Unfortunately, my behaviour towards food and exercise grew more obsessive during 2014. I continued to lose weight without any real concern on the part of my friends and family for most of the first half of the year, and started doing exercises like press-ups daily as well as running on my way to and from sixth form when I could; I also tried to keep my fat and saturated fat intake as low as possible instead of just below the recommended 70g and 20g a day. Due to this, I lost another 8kg by Easter and by June, if I recall correctly, had lost around 5kg more; in the space of about a year, I had fallen from around 75kg to 57kg, and was also finding that I could fit in 30-inch and 32-inch waist trousers with no problem.
June of 2014 sticks out to me because, with hindsight, this was the point at which my behaviour started to seriously interfere with my mental state. I went on a trip with my class abroad, and found myself determinedly seeking opportunities to exercise more and to avoid eating. When I ate ice cream and chips with my friends, I felt intensely guilty about it even though I really enjoy those foods, and would try to do dozens of press-ups when I was alone to work off the calories. By the time I got back, I was weighing myself obsessively, even getting upset about the slight weight gain from my water levels changing when I took showers.

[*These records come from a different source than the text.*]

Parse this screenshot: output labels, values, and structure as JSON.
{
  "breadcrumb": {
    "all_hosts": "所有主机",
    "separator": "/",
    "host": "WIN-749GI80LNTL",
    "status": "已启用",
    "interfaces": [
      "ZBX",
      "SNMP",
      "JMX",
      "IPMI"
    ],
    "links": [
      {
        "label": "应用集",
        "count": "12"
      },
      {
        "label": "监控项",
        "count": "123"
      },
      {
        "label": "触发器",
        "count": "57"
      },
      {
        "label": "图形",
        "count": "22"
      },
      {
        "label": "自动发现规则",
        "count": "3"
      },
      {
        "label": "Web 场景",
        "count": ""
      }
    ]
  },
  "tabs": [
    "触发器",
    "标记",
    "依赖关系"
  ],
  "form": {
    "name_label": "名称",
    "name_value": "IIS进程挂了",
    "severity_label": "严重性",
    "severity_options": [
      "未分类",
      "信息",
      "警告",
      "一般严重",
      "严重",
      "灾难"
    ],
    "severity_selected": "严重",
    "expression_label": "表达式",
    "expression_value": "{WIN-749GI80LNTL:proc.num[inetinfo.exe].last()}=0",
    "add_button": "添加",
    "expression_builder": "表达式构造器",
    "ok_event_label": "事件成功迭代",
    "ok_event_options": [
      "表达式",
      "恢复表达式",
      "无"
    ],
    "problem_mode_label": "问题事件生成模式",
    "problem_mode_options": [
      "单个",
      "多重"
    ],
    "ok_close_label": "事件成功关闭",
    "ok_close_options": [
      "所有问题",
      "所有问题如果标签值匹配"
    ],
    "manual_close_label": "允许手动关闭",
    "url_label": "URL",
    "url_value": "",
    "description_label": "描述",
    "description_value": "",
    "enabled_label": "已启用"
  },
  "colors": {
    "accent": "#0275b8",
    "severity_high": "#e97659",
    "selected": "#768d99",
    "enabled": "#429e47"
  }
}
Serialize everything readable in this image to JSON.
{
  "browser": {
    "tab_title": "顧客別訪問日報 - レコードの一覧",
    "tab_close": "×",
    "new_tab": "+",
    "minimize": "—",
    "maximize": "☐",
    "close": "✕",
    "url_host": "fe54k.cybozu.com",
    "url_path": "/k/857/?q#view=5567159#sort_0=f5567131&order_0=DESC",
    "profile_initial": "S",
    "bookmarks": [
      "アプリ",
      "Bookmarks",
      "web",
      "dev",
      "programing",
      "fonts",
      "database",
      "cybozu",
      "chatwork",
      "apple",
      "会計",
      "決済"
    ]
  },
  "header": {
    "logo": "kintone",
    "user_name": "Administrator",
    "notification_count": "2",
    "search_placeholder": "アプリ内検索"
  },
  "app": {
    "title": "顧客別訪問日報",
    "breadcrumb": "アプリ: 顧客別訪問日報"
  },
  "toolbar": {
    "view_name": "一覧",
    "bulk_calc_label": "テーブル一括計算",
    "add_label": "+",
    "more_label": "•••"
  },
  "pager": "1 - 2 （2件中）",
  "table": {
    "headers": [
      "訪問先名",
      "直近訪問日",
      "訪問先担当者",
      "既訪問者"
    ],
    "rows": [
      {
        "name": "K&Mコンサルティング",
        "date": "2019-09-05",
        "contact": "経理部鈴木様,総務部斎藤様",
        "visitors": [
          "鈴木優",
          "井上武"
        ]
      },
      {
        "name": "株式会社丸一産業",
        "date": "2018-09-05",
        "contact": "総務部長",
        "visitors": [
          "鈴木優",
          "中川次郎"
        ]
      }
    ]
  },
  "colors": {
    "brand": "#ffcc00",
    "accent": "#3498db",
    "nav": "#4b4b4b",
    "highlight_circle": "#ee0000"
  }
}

The first time my family really noticed, however, was when we took a holiday a month later. I was behaving obsessively about what meals I had, picking ready meals with extremely few calories and little fat when we went to the supermarket and calorie-counting to a ridiculous degree. On one day, I even refused to eat one of those ready meals and just had toast for dinner instead because it had fewer calories.
My parents’ response to this was not particularly helpful, as they frequently became angry with me, only seeing how thin I was becoming without really understanding why my mental state was so unhealthy. When they told me they thought I was anorexic, I didn’t really believe them at first- I always thought of anorexia as something girls got, not boys. They consistently tried to get me to eat more, but it would often turn into shouting matches, and I specifically remember telling them ‘I don’t see it!’ about how thin I was getting.
While I’m not sure how true it is, something I suspect is that I became so obsessive about losing weight partly because as I had lost weight, I had made more friends at sixth form, and I assumed that me being so thin was making me more attractive and likeable, so if I gained weight again people would stop liking me. This was not true at all, of course; my friends rarely ever commented on my weight, and none of them stopped being friends with me once I was recovering.
But with my mind in the state it was, I convinced myself that I had to keep being thinner to make myself attractive and likeable to my friends. It probably did not help that, because of societal stigma towards weight gain, I saw being ‘underweight’ as a goal rather than something hazardous to my health, as if I could consider myself ‘better’ than people who were heavier than me.
During the late summer and autumn of 2014, I tried to make my eating habits healthier, no longer calorie counting and instead focusing on not eating fatty foods, but more or less eating whatever I wanted otherwise. But in November of that year, I relapsed into aggressively calorie counting; I would wake myself up earlier than my parents so they did not see how little I was eating for breakfast, eat chicken pieces or other small snacks for lunch & nothing else, and try to make small meals for myself for dinner like beans on toast and have them at least 12 hours before waking up the next day.
Long Tail of Recovery
Self-discovery of Genetic Vulnerability